12) Build in down time. Adjusting to a new environment can be physically and mentally draining, so make sure there is time to relax in favourite ways – familiar TV shows, hanging out with friends or the family pet, reading or playing sport.
Task Four: Find an ongoing connection with what’s been lost while living in the new, changed world
As time passes, the new way of things generally gets a little easier. Routines are established, friendships and connections are made, and the environment becomes more familiar. Children, young people and adults most often move into a space with they can look forward, and be pleased with small, achievable steps toward new goals.
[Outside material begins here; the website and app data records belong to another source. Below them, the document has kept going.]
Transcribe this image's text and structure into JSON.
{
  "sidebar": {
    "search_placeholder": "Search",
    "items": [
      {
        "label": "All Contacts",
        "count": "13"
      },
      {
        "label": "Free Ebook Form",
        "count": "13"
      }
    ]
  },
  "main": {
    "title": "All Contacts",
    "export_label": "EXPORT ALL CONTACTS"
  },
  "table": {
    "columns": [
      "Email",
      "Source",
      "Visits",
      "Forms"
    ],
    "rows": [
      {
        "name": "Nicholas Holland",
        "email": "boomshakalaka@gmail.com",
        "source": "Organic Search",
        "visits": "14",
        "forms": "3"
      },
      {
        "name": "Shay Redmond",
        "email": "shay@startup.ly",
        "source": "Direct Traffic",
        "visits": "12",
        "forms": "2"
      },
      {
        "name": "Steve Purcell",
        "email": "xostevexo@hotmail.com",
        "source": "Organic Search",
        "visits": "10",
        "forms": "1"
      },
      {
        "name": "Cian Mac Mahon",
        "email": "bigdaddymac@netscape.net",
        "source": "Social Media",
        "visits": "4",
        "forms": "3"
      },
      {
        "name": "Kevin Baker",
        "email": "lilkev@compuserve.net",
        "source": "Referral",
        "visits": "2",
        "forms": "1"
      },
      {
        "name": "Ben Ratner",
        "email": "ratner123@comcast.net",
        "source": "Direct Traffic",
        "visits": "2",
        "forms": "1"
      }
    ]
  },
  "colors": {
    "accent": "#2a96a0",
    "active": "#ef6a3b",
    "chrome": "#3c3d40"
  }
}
However, this does not mean the connection with what was needs to be lost – some precious parts of how things were may be able to be part of the new world, or at least remembered and talked about.
Supporting children, young people and adults to maintain ongoing connections while living in the new, changed world:
1) Provide opportunities to talk about how things used to be, as well as how they are right now.
2) Make sure connections and support are available. Maintaining different friendships (from past and present, inside and outside school and work) can help ensure there are people around to talk to or share stories with.
3) Be flexible with additional support or time to participate in day-to-day life and get tasks done.
4) Sometimes people need additional support to manage changes and transitions. If the child, young person or adult doesn’t seem to be coping talk with them about it, and be ready to speak to appropriate people for additional support.Change is a normal and natural part of life. People are often surprised by the experience of hurt and sadness alongside excitement and happiness as a result of life’s transitions. It can be reassuring to know there are things people can do to actively manage big life changes or support others to manage. If you are helping somebody manage a life transition, some of the small gestures of support described above can show that although you know change can be hard, you believe in their capacity to cope and, in time, flourish in their new environment.
– Melinda Phillips, Research & Development Manager, Good Grief Ltd
Hirst, M., Jervis, N., Visagie, K., Sojo, V. & Cavanagh, S. (2011). Transition to primary school: a review of the literature. Canberra: Commonwealth of Australia.
Worden (2009). Grief counselling and grief therapy: A Handbook for the mental health practitioner. Fourth edition. New York: Springer Publishing Company